Symposium 6: Challenges in Monitoring Clinical Program Outcomes Developing an Institution-Wide M &E paradigm: The ORBIS experience Abu Raihan, MD, MPH Director of Program, Asia Email: firstname.lastname@example.org IAPB 9th GA, Hyderabad, 17-20 September 2012
Outline • Definition and purpose of M&E • ORBIS Paradigm: Importance of clinical outcomes • Principles of choosing and using key outcomes • Multi-tier challenges & barriers to data collection • Conclusions
Monitoring • Systematic and routine collection of information from the on-going programs for three main purposes: • To have internal and external accountability of the resources used and the results obtained • To learn from experience to improve practice and take informed decisions • To empower partners to deliver quality care
Evaluation • Assessing systematically and objectively the value of program. • Evaluations help to draw conclusions about five main aspects of the interventions: • Relevance • Effectiveness • Efficiency • Impact • Sustainability
Key Elements in Designing the M&E Framework • Define relevant indicators and their measures; • Identify and set benchmarks/standards; • Determine data collection strategy; • Analyze data and prepare reports for dissemination and decision making.
Purpose of Institution-wide Approach of M&E • It is one of the important component of program planning, development and implementation • Standardization of data collection and information flow • Provides checks and balances over program planning and implementation • Strong M&E leads to transparency and good governance for an organization
ORBIS Paradigm: Importance of Measuring Clinical Outcomes • To measure excellence in training and practice for quality patient care • To provide evidence for advocacy to persuade policy makers, partners to promote good quality eye health • Demonstrate impact of good vision on individuals, families and on communities • Sustainability ensured when good outcomes attract patients
Principles for Choosing Key Outcomes • Outcomes must be appropriateandpractical to collect by partners • Outcomes reflect quality • Outcome data supports Continuous Quality Improvement process
Complexity of Clinical Outcomes • There is no one standard for all diseases • For certain complex procedures, outcomes are the result of expert consultations • Pediatric cataract, glaucoma • ROP • Retina • Current standards are based on international best practices - PPP • This is a good place to start, however, these outcomes may need to be adapted as we put them into practice.

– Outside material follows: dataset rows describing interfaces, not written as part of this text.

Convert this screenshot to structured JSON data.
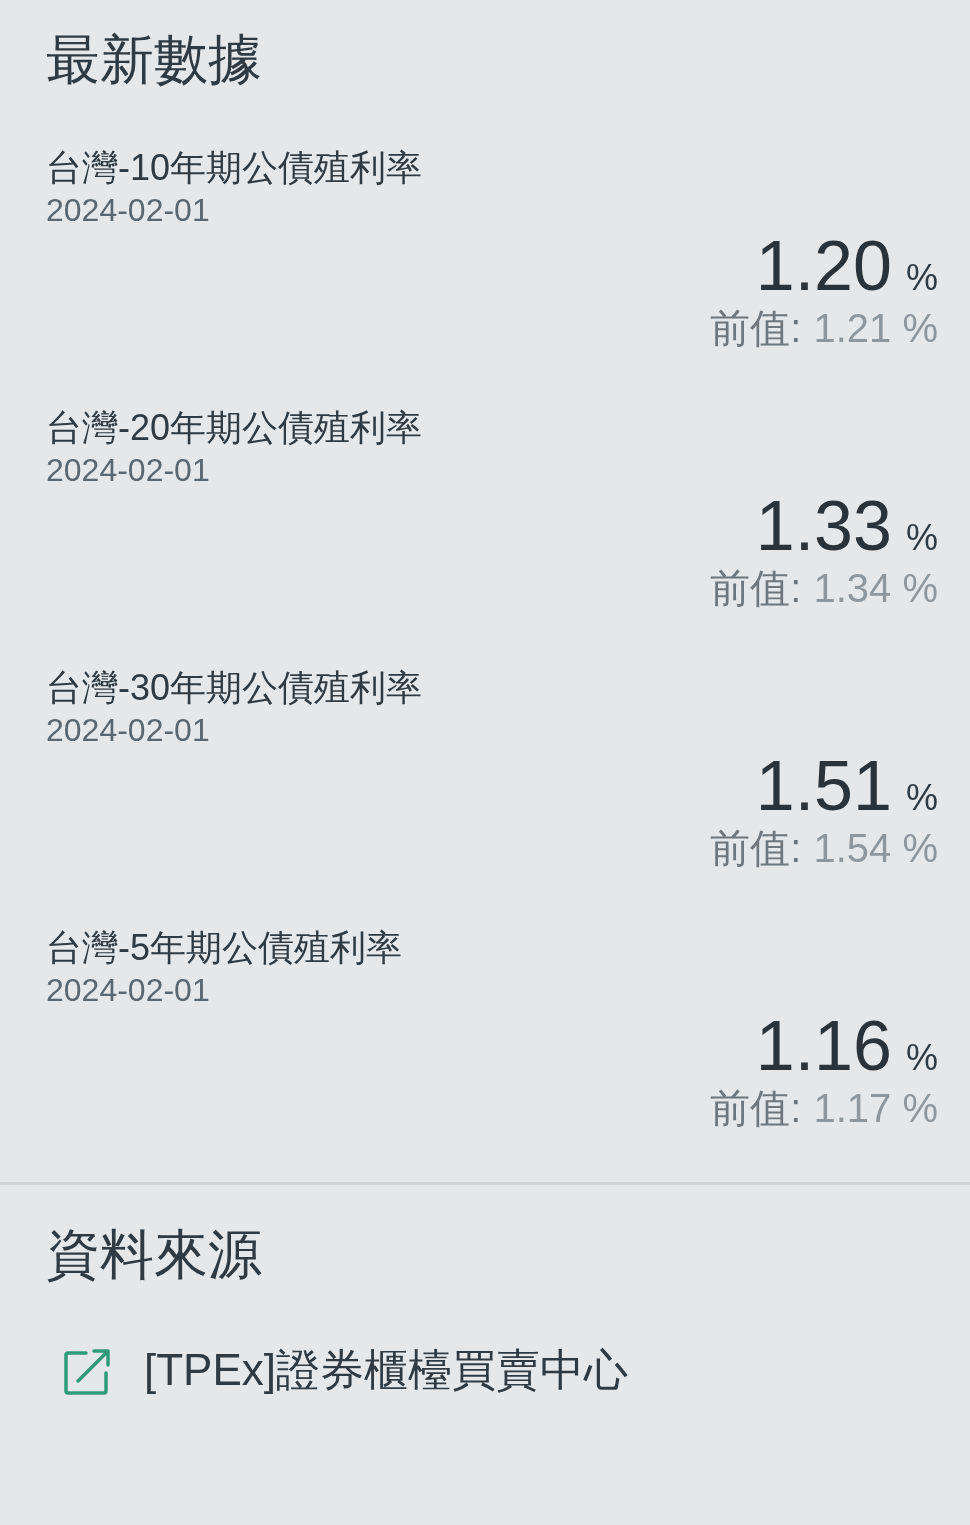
{
  "latest": {
    "heading": "最新數據",
    "items": [
      {
        "title": "台灣-10年期公債殖利率",
        "date": "2024-02-01",
        "value": "1.20",
        "unit": "%",
        "previous_label": "前值:",
        "previous_value": "1.21 %"
      },
      {
        "title": "台灣-20年期公債殖利率",
        "date": "2024-02-01",
        "value": "1.33",
        "unit": "%",
        "previous_label": "前值:",
        "previous_value": "1.34 %"
      },
      {
        "title": "台灣-30年期公債殖利率",
        "date": "2024-02-01",
        "value": "1.51",
        "unit": "%",
        "previous_label": "前值:",
        "previous_value": "1.54 %"
      },
      {
        "title": "台灣-5年期公債殖利率",
        "date": "2024-02-01",
        "value": "1.16",
        "unit": "%",
        "previous_label": "前值:",
        "previous_value": "1.17 %"
      }
    ]
  },
  "source": {
    "heading": "資料來源",
    "link": "[TPEx]證券櫃檯買賣中心"
  }
}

Internal Challenges • Data collection: who what when how frequent • Cost to implement strategy: information system and other resources • Which software to manage data on the outcomes? • Willingness and ability of staff / partners to collect • Analysis, use, and dissemination of results- requires additional skills
External Challenges • Cultural issues, not valuing the purpose • Suspicion and fear • System and resources lacking • Privacy / legal issues in some countries to patient data with foreign NGOs • Partners feel alienated from M&E process. • Often they have no inputs in the process- “one-size-fits-all” requirements • One-way, upward accountability, very little feedback loop.
Barriers to Outcome Data • No systems to collect/collate data • No culture to record • Suspicion/fear of recording Sub-Saharan Africa Barriers to data availability India • Limited systems to collate • Suspicion/Fear of sharing+/- USA Lack of information • Good patient note • Published and publicly available outcome data
Practical Approach to Clinical Outcomes • Invest resources for • Staff, training, and retention • System for data collection and management • Develop capacity to analyze data and give partners feedback on the results: close the loop! • Build or strengthen capacity of partners toward clinical excellence in practice • Bringing Ophthalmologists on board is the key !
Areas for Debate • Should current standards be universal across all countries? • What are context specific appropriate standards? • Ho do we change the culture?
Conclusions • Challenges exist, though most can be addressed through appropriate investment in resources • Attitudes and perceptions are crucial but are often difficult to change • The shift to include measurement of clinical outcomes is critical to good quality eye care programs for elimination of blindness.